I moved to Jersey City 8 years ago. I am not a JC native, I live Downtown, and I am not going to deny that I am lucky and privileged to be able to send my child to a good school, I have food to eat, and I have a home. I am not worried about where I am going to sleep at night.
Even in the last 8 years, I’ve witnessed Jersey City change so much. I am not saying these changes are negative, not at all. I am the first to enjoy a new restaurant opening, a new shop, and having options of new things to do and people to meet. The issue is ignoring everything else that’s going on while all these changes are happening.
I started ChicpeaJC as a hobby and never realized it would grow to where it is today. I want to give back to this community that I’ve grown to love so much, and I no longer want to paint this picture of Jersey City that it is perfect. There are people and children who need our help.
We can’t stop people from moving in, that is just the nature of an urban city, especially one that is so close to Manhattan. But people moving here need to take responsibility. If you’re going to move to a new city you need to take interest in it, in the good and the bad. You need to shop local so that the small local businesses here can thrive. You need to support local music and arts, and take interest in local government. You can’t move to a city and use it as a place to sleep and save money on rent. It’s not fair to those who’ve been here all their lives and can now barely afford to stay here.
Gentrification. I hate this word, and I’ve been denying using it all these years.
I look back and realize that my biggest critics were right. I am the poster child of the new Jersey City, the JC Make It Yours, the We are Jersey City. I was part of both campaigns, by the way. I really have nothing against what they were trying to do. Again, it’s business, but I do not want to be that person anymore. I don’t want to lie. I don’t want to hide behind shiny billboards with hashtag slogans. I want to start this conversation and be open about what’s going on around us, or else it will never be better.
All of us who live in this city are responsible for each other, whether we were born here or moved here recently. We need to come together as a community and help make things better. There is so much the Mayor and members of council can do. There is so much they can control on any given day. As they say, it takes a village. Sitting on social media and sharing negative articles isn’t going to help anyone. Seeking out those who need help will. Whether it’s local shelters who need supplies for the winter, youth mentorship programs who need mentors, volunteering to be a Big Brother or Big Sister… there is so much we can do. There are so many incredible local organizations who are making a difference. But it’s not just about volunteering and giving back, it’s being aware that these things are happening around us.
I started Content Creators Academy because I feel socially responsible to do something that could make a change in someone’s life, starting with our youth. They need a place to go to after school, where they can be, where they can create, where they can feel safe. This is what I know, I’ve come to learn that a lot of these teenagers crave a creative outlet. They are on social media, they are interested in culture, music, and fashion, so why not give them a safe space where they can do all that with the guidance of mentors who can influence them while also teaching them valuable skills that can be used for their future.

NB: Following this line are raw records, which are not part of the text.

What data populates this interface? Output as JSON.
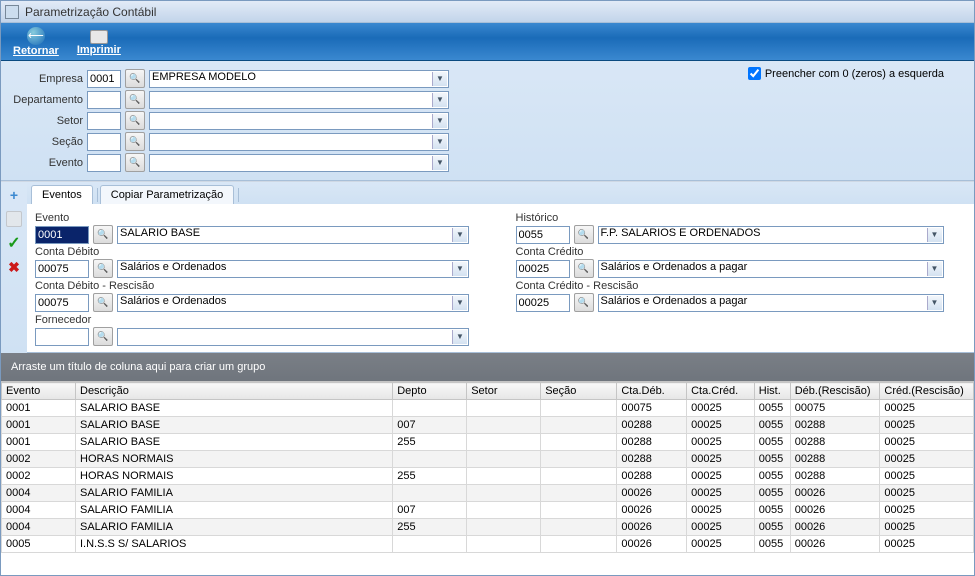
{
  "window": {
    "title": "Parametrização Contábil"
  },
  "toolbar": {
    "back": "Retornar",
    "print": "Imprimir"
  },
  "filters": {
    "empresa_label": "Empresa",
    "empresa_code": "0001",
    "empresa_desc": "EMPRESA MODELO",
    "departamento_label": "Departamento",
    "departamento_code": "",
    "departamento_desc": "",
    "setor_label": "Setor",
    "setor_code": "",
    "setor_desc": "",
    "secao_label": "Seção",
    "secao_code": "",
    "secao_desc": "",
    "evento_label": "Evento",
    "evento_code": "",
    "evento_desc": "",
    "zero_pad_label": "Preencher com 0 (zeros) a esquerda",
    "zero_pad_checked": true
  },
  "tabs": {
    "eventos": "Eventos",
    "copiar": "Copiar Parametrização"
  },
  "form": {
    "evento_label": "Evento",
    "evento_code": "0001",
    "evento_desc": "SALARIO BASE",
    "historico_label": "Histórico",
    "historico_code": "0055",
    "historico_desc": "F.P. SALARIOS E ORDENADOS",
    "conta_deb_label": "Conta Débito",
    "conta_deb_code": "00075",
    "conta_deb_desc": "Salários e Ordenados",
    "conta_cred_label": "Conta Crédito",
    "conta_cred_code": "00025",
    "conta_cred_desc": "Salários e Ordenados a pagar",
    "conta_deb_resc_label": "Conta Débito - Rescisão",
    "conta_deb_resc_code": "00075",
    "conta_deb_resc_desc": "Salários e Ordenados",
    "conta_cred_resc_label": "Conta Crédito - Rescisão",
    "conta_cred_resc_code": "00025",
    "conta_cred_resc_desc": "Salários e Ordenados a pagar",
    "fornecedor_label": "Fornecedor",
    "fornecedor_code": "",
    "fornecedor_desc": ""
  },
  "grid": {
    "drag_hint": "Arraste um título de coluna aqui para criar um grupo",
    "headers": {
      "evento": "Evento",
      "descricao": "Descrição",
      "depto": "Depto",
      "setor": "Setor",
      "secao": "Seção",
      "cta_deb": "Cta.Déb.",
      "cta_cred": "Cta.Créd.",
      "hist": "Hist.",
      "deb_resc": "Déb.(Rescisão)",
      "cred_resc": "Créd.(Rescisão)"
    },
    "rows": [
      {
        "evento": "0001",
        "descricao": "SALARIO BASE",
        "depto": "",
        "setor": "",
        "secao": "",
        "ctadeb": "00075",
        "ctacred": "00025",
        "hist": "0055",
        "debr": "00075",
        "credr": "00025"
      },
      {
        "evento": "0001",
        "descricao": "SALARIO BASE",
        "depto": "007",
        "setor": "",
        "secao": "",
        "ctadeb": "00288",
        "ctacred": "00025",
        "hist": "0055",
        "debr": "00288",
        "credr": "00025"
      },
      {
        "evento": "0001",
        "descricao": "SALARIO BASE",
        "depto": "255",
        "setor": "",
        "secao": "",
        "ctadeb": "00288",
        "ctacred": "00025",
        "hist": "0055",
        "debr": "00288",
        "credr": "00025"
      },
      {
        "evento": "0002",
        "descricao": "HORAS NORMAIS",
        "depto": "",
        "setor": "",
        "secao": "",
        "ctadeb": "00288",
        "ctacred": "00025",
        "hist": "0055",
        "debr": "00288",
        "credr": "00025"
      },
      {
        "evento": "0002",
        "descricao": "HORAS NORMAIS",
        "depto": "255",
        "setor": "",
        "secao": "",
        "ctadeb": "00288",
        "ctacred": "00025",
        "hist": "0055",
        "debr": "00288",
        "credr": "00025"
      },
      {
        "evento": "0004",
        "descricao": "SALARIO FAMILIA",
        "depto": "",
        "setor": "",
        "secao": "",
        "ctadeb": "00026",
        "ctacred": "00025",
        "hist": "0055",
        "debr": "00026",
        "credr": "00025"
      },
      {
        "evento": "0004",
        "descricao": "SALARIO FAMILIA",
        "depto": "007",
        "setor": "",
        "secao": "",
        "ctadeb": "00026",
        "ctacred": "00025",
        "hist": "0055",
        "debr": "00026",
        "credr": "00025"
      },
      {
        "evento": "0004",
        "descricao": "SALARIO FAMILIA",
        "depto": "255",
        "setor": "",
        "secao": "",
        "ctadeb": "00026",
        "ctacred": "00025",
        "hist": "0055",
        "debr": "00026",
        "credr": "00025"
      },
      {
        "evento": "0005",
        "descricao": "I.N.S.S S/ SALARIOS",
        "depto": "",
        "setor": "",
        "secao": "",
        "ctadeb": "00026",
        "ctacred": "00025",
        "hist": "0055",
        "debr": "00026",
        "credr": "00025"
      }
    ]
  }
}
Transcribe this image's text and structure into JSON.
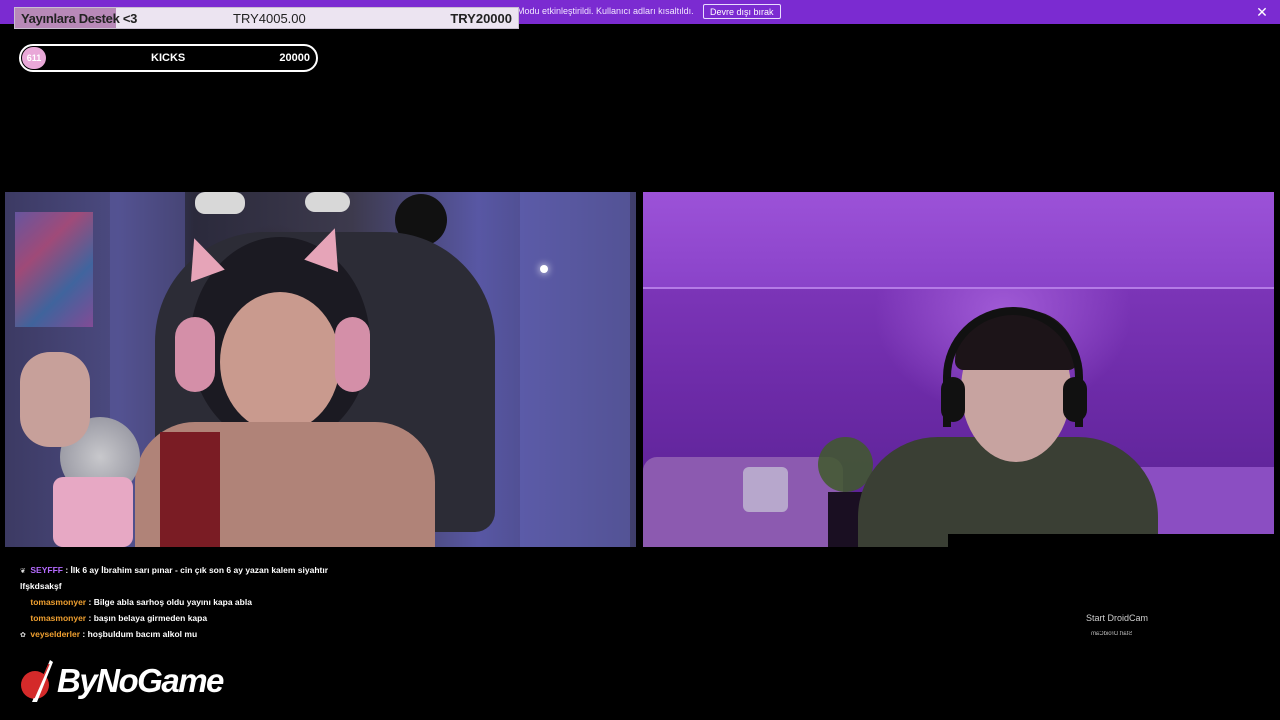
{
  "notification": {
    "message": "Modu etkinleştirildi. Kullanıcı adları kısaltıldı.",
    "disable_label": "Devre dışı bırak",
    "close_glyph": "✕"
  },
  "donation": {
    "title": "Yayınlara Destek",
    "title_suffix": "<3",
    "current": "TRY4005.00",
    "goal": "TRY20000",
    "progress": 0.2
  },
  "kicks": {
    "count": "611",
    "label": "KICKS",
    "goal": "20000"
  },
  "chat": {
    "messages": [
      {
        "user": "SEYFFF",
        "text": ": İlk 6 ay İbrahim sarı pınar - cin çık son 6 ay yazan kalem siyahtır lfşkdsakşf",
        "color": "#b56bff",
        "badge": "❦"
      },
      {
        "user": "tomasmonyer",
        "text": ": Bilge abla sarhoş oldu yayını kapa abla",
        "color": "#f0a030",
        "badge": ""
      },
      {
        "user": "tomasmonyer",
        "text": ": başın belaya girmeden kapa",
        "color": "#f0a030",
        "badge": ""
      },
      {
        "user": "veyselderler",
        "text": ": hoşbuldum bacım alkol mu",
        "color": "#f0a030",
        "badge": "✿"
      }
    ]
  },
  "logo": {
    "text": "ByNoGame",
    "icon": "bynogame-logo-icon"
  },
  "droidcam": {
    "label": "Start DroidCam",
    "mirrored_label": "Start DroidCam"
  },
  "colors": {
    "topbar": "#7b2bd1",
    "kicks_badge": "#e9a8d8",
    "donation_fill": "#b889b8"
  }
}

If you just moved to Jersey City and are reading this, I urge you to get out of your bubble and really take a look at your new home. Visit other neighborhoods, talk to people, take action. You never know what you will learn, and you never know what or who might just inspire you.
I will continue to spread light and empower/inspire my readers by writing about the positive things happening in our city. But just know that this conversation will not end here. We all need to take responsibility for what is going on around us and make sure we continuously talk about it.